  • If you think a tornado is approaching, grab and wear appropriate clothing for after the tornado has passed – sturdy shoes, jeans, work gloves, jacket/sweatshirt (depending on climate).  These may be clothes you’ll need to wear for a few days in uncomfortable conditions
  • Have a contact plan with friends, family members, co-workers. Cell networks may be out of service temporarily, so don’t assume you can rely on your cellphone


  • Half of all tornadoes each year happen during April, May, and June
  • On a regular basis, take an inventory of your possesions for insurance purposes, have that list documented and secured in an off-site location, such as a bank’s safety deposit box
  • When taking cover, stay away from corners as they tend to attract flying debris.
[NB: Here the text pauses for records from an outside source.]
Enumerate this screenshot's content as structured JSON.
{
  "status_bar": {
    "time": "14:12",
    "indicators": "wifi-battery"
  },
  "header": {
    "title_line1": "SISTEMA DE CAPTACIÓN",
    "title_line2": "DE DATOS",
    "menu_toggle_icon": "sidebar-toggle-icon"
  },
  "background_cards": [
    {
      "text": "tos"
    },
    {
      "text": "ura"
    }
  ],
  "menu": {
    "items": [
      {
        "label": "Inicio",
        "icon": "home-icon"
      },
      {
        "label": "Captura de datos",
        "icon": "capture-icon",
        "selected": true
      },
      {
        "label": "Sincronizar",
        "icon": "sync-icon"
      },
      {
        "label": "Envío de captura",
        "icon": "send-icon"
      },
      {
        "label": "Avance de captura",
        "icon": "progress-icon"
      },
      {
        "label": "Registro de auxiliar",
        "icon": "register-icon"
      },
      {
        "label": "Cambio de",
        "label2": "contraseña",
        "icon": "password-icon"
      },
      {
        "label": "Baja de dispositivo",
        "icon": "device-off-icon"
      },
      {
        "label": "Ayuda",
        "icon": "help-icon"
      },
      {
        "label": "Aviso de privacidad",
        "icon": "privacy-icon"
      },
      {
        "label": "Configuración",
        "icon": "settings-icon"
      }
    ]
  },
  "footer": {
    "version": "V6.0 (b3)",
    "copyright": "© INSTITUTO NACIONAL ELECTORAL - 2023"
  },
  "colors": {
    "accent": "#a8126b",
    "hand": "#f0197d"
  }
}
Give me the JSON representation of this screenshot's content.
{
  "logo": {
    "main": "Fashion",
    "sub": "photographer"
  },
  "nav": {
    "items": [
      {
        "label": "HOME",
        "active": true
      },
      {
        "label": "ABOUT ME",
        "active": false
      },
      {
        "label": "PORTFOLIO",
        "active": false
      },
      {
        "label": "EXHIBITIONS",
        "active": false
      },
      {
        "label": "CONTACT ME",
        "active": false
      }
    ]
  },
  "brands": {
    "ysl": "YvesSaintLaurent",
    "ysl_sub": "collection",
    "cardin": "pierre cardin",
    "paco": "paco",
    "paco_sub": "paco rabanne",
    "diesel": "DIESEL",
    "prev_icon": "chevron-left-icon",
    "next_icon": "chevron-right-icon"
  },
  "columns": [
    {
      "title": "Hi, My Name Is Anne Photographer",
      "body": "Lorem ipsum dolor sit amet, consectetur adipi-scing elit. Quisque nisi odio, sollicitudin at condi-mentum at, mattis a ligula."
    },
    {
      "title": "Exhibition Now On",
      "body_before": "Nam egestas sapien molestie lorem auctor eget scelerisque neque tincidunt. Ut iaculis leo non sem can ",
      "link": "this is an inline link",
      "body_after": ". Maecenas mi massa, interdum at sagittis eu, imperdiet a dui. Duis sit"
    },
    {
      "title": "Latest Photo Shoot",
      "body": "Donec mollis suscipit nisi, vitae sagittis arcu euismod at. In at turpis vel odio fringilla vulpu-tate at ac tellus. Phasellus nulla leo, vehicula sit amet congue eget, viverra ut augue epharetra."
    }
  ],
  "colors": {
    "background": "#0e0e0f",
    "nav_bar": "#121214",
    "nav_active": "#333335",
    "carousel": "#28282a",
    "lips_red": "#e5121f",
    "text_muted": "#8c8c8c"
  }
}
You’ll be better off in the center of the room, underneath a sturdy piece of furniture.
  • Most injuries occur from flying debris, building collapses, or when trying to outrun a tornado in a car


  • Tornadoes usually travel about 30 MPH, but can reach speeds as high as 70 MPH. Note that travel speed is different from the rotation speed of the cyclone itself.
  • Try to get to the center room of whatever structure you’re in, preferably in the basement
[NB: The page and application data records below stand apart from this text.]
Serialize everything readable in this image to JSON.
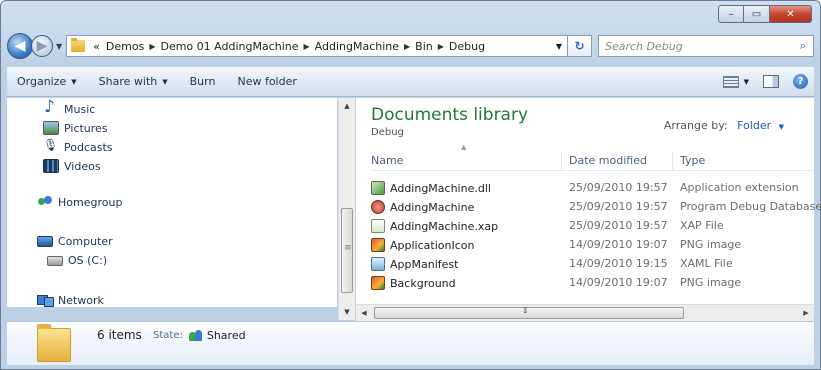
{
  "window": {
    "caption": {
      "min": "–",
      "max": "▭",
      "close": "✕"
    }
  },
  "nav": {
    "back": "◀",
    "forward": "▶",
    "dropdown": "▼",
    "address": {
      "lead": "«",
      "crumbs": [
        "Demos",
        "Demo 01 AddingMachine",
        "AddingMachine",
        "Bin",
        "Debug"
      ],
      "separator": "▶",
      "dropdown": "▼"
    },
    "refresh": "↻",
    "search": {
      "placeholder": "Search Debug",
      "icon": "⌕"
    }
  },
  "commandbar": {
    "organize": "Organize",
    "share_with": "Share with",
    "burn": "Burn",
    "new_folder": "New folder",
    "arrow": "▼",
    "help": "?"
  },
  "navpane": {
    "items": [
      {
        "label": "Music",
        "icon": "music-icon"
      },
      {
        "label": "Pictures",
        "icon": "pictures-icon"
      },
      {
        "label": "Podcasts",
        "icon": "podcasts-icon"
      },
      {
        "label": "Videos",
        "icon": "videos-icon"
      },
      {
        "label": "Homegroup",
        "icon": "homegroup-icon"
      },
      {
        "label": "Computer",
        "icon": "computer-icon"
      },
      {
        "label": "OS (C:)",
        "icon": "drive-icon"
      },
      {
        "label": "Network",
        "icon": "network-icon"
      }
    ],
    "scroll_up": "▲",
    "scroll_down": "▼"
  },
  "content": {
    "library_title": "Documents library",
    "library_subtitle": "Debug",
    "arrange_label": "Arrange by:",
    "arrange_value": "Folder",
    "arrange_arrow": "▼",
    "columns": {
      "name": "Name",
      "date": "Date modified",
      "type": "Type"
    },
    "sort_caret": "▲",
    "files": [
      {
        "name": "AddingMachine.dll",
        "date": "25/09/2010 19:57",
        "type": "Application extension",
        "icon": "dll-file-icon"
      },
      {
        "name": "AddingMachine",
        "date": "25/09/2010 19:57",
        "type": "Program Debug Database",
        "icon": "pdb-file-icon"
      },
      {
        "name": "AddingMachine.xap",
        "date": "25/09/2010 19:57",
        "type": "XAP File",
        "icon": "xap-file-icon"
      },
      {
        "name": "ApplicationIcon",
        "date": "14/09/2010 19:07",
        "type": "PNG image",
        "icon": "png-file-icon"
      },
      {
        "name": "AppManifest",
        "date": "14/09/2010 19:15",
        "type": "XAML File",
        "icon": "xaml-file-icon"
      },
      {
        "name": "Background",
        "date": "14/09/2010 19:07",
        "type": "PNG image",
        "icon": "png-file-icon"
      }
    ],
    "hscroll_left": "◀",
    "hscroll_right": "▶"
  },
  "details": {
    "count": "6 items",
    "state_label": "State:",
    "state_value": "Shared"
  },
  "colors": {
    "library_title": "#1f7a3a",
    "link_blue": "#1c5fb5",
    "close_red": "#c74533"
  }
}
  • While you can consider building a SAFE ROOM in your home, one tornado researcher says that if he’s caught in a tornado situation that he’s going to head for the nearest covered culvert outside. Stay away from grocery stores, gymnasiums, warehouses, or anything else with a large roof span.
How To

Why ICE (“In Case of Emergency”) is Worthless

If you’re like Web Watch, then you too have likely received the parental email thread – typically forwarded from friend after friend, Facebook after Facebook post – that encourages everyone to enter an I.C.E. entry on your cellphone.


That ICE entry would contain the name, phone number, and other immediately important information about the person/people that emergency responders should contact for you when an emergency or crisis occurs.  Web Watch even knows someone who has a complete ICE binder sitting smack on top of their refrigerator, with the names, addresses, and phone numbers of their entire family tree.  This makes sense, of course – as everyone knows that the kitchen is the 2nd most dangerous place in the house… after the bathroom.

And who would want to keep an ICE binder in the bathroom?